Greens haunt this movie in diametric opposition to red. Money is the answer to the blood on Marnie's hands and I wonder what she'll do now that she doesn't even have that. Imagine if she's afraid of green now too, and imagine what that means for her day-to-day.
MARNIE may very well be Alfred Hitchcock's most divisive film. The story of a neurotic, compulsive thief (Tippi Hedren) blackmailed into marriage by her employer (Sean Connery), MARNIE was maligned at the time of its release for its overt artificiality: Hitchcock employed painted backdrops and rear projection almost amateurishly; Hedren, never trained as an actress, was visibly uncomfortable in the title role; Bernard Herrmann's score (his last for Hitchcock) recycled familiar elements of his previous work. And yet these attributes contribute to the film's singular power, which exposes the artificiality of some of our most hallowed institutions (work, marriage, parenthood) against the primal dread they conceal. Dave Kehr has compared this to the work of Rainer Werner Fassbinder, and it's every bit as stylized and unnerving as such a statement would suggest.
Tromso film club's summer contest #5: A film by Alfred Hitchcock
Tippi Hedren plays a thief with psychological problems, and Sean Connery is the man who falls for her and tries to help her. After having blackmailed her into marry him.
One of the weaker Hitchcock films. Well filmed and cut and with good performances, though a little theatrical. But it is not particularly exciting, takes a long time to get to the point, and the climax was certainly shocking at the time, not so much now. Connery is also uncomfortably dominant in many scenes.
A cynical and dark psychological thriller that doesn't stand up to Hitch's previous thriller masterpieces.
Lesser Hitchcock, but still impressive on the whole. I even quite liked the artificiality of it - those huge matte painting backdrops, and use of rear projection. Tippi Hedren was a knockout, and the cleaning lady, and the horse riding scenes both classic Hitch, in a technical/suspense sense.
But the moments of high drama just became increasingly heavy-handed, and Hitchcock takes all of the armchair psychology stuff too seriously. It was also pretty disappointing how Diane Baker's character didn't really live up to its potential. The Marnie / Lil rivalry was never resolved.
This review reportedly contains spoilers. I can handle the truth.

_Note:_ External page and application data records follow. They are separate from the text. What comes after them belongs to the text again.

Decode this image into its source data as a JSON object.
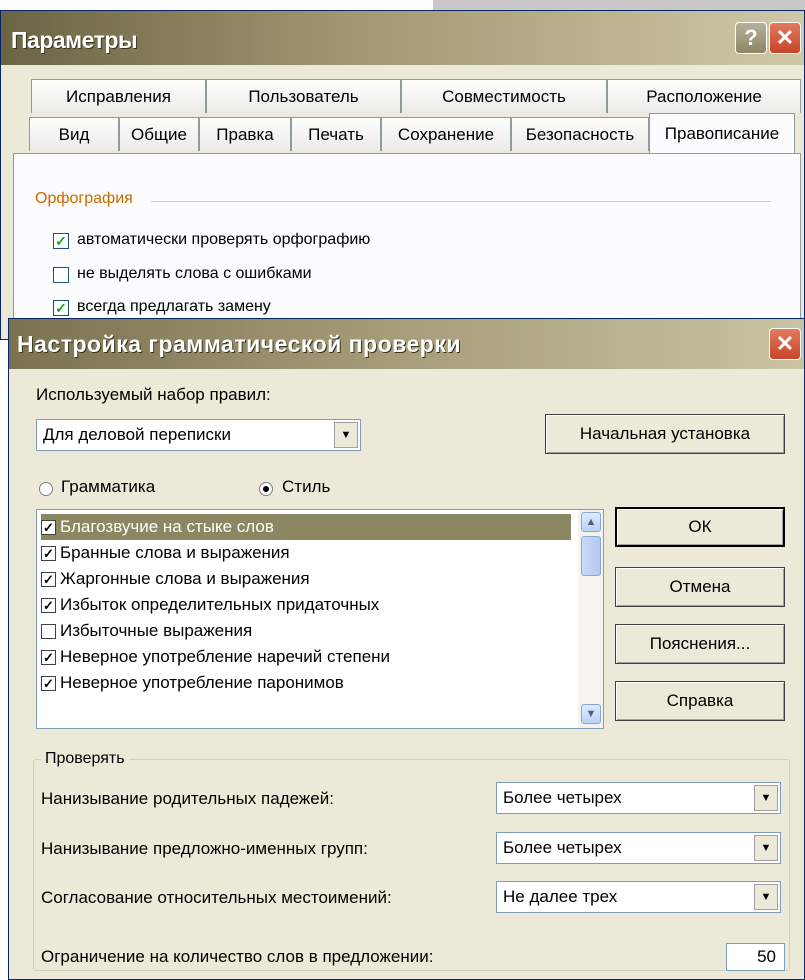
{
  "dialog1": {
    "title": "Параметры",
    "help_glyph": "?",
    "close_glyph": "✕",
    "tabs_row1": [
      "Исправления",
      "Пользователь",
      "Совместимость",
      "Расположение"
    ],
    "tabs_row2": [
      "Вид",
      "Общие",
      "Правка",
      "Печать",
      "Сохранение",
      "Безопасность",
      "Правописание"
    ],
    "active_tab": "Правописание",
    "group_title": "Орфография",
    "checkboxes": [
      {
        "label": "автоматически проверять орфографию",
        "checked": true
      },
      {
        "label": "не выделять слова с ошибками",
        "checked": false
      },
      {
        "label": "всегда предлагать замену",
        "checked": true
      }
    ]
  },
  "dialog2": {
    "title": "Настройка грамматической проверки",
    "close_glyph": "✕",
    "ruleset_label": "Используемый набор правил:",
    "ruleset_value": "Для деловой переписки",
    "reset_button": "Начальная установка",
    "radio_grammar": "Грамматика",
    "radio_style": "Стиль",
    "radio_selected": "Стиль",
    "rules": [
      {
        "label": "Благозвучие на стыке слов",
        "checked": true,
        "selected": true
      },
      {
        "label": "Бранные слова и выражения",
        "checked": true,
        "selected": false
      },
      {
        "label": "Жаргонные слова и выражения",
        "checked": true,
        "selected": false
      },
      {
        "label": "Избыток определительных придаточных",
        "checked": true,
        "selected": false
      },
      {
        "label": "Избыточные выражения",
        "checked": false,
        "selected": false
      },
      {
        "label": "Неверное употребление наречий степени",
        "checked": true,
        "selected": false
      },
      {
        "label": "Неверное употребление паронимов",
        "checked": true,
        "selected": false
      }
    ],
    "ok_button": "ОК",
    "cancel_button": "Отмена",
    "explain_button": "Пояснения...",
    "help_button": "Справка",
    "check_group_title": "Проверять",
    "check_rows": [
      {
        "label": "Нанизывание родительных падежей:",
        "value": "Более четырех"
      },
      {
        "label": "Нанизывание предложно-именных групп:",
        "value": "Более четырех"
      },
      {
        "label": "Согласование относительных местоимений:",
        "value": "Не далее трех"
      }
    ],
    "word_limit_label": "Ограничение на количество слов в предложении:",
    "word_limit_value": "50"
  }
}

conclusion: not telling your daughter who suffers recurring nightmares and gets triggered by the colour red that she is going through all of that because she killed a man who was molesting her as a child is a v bad idea
A darker, more cynical update of Hitchcock's Vertigo that doesn't always succeed, and is nowhere near as subtle as the original, but whose very existence begs a reconsideration of it that doesn't amount to the same cheap Tippi jokes often made to denigrate Marnie.
It's become a joke to rap on about how confused, misogynistic, and uneven Alfred Hitchcock's Marnie is. And, true though the technique is sloppy at parts, I think we can admire Marnie as being one of the very few times he portrays a non-romanticized heroine: a woman who's been beaten, sodomized, and raped, and who hates the touch of men. As played by 'Tippi' Hedren, this woman, on the other hand, is not painted out to…
As far as Hitchcock films go, this one really feels like a misfire on several fronts. What makes it so frustrating to watch is that you get a sense watching this that Hitch must've been really proud his efforts here, and yet all of the many parts just don't come together all that well.
My main problem with this film was Hitchcock's giddiness over selling this as a "sex mystery" as he calls it in the trailers at the time and advertisements and his insistence on the inclusion of the much talked about rape scene. I get it that using the word "sex" in an ad in the early 60's was considered taboo and Hitchcock became more and more eager…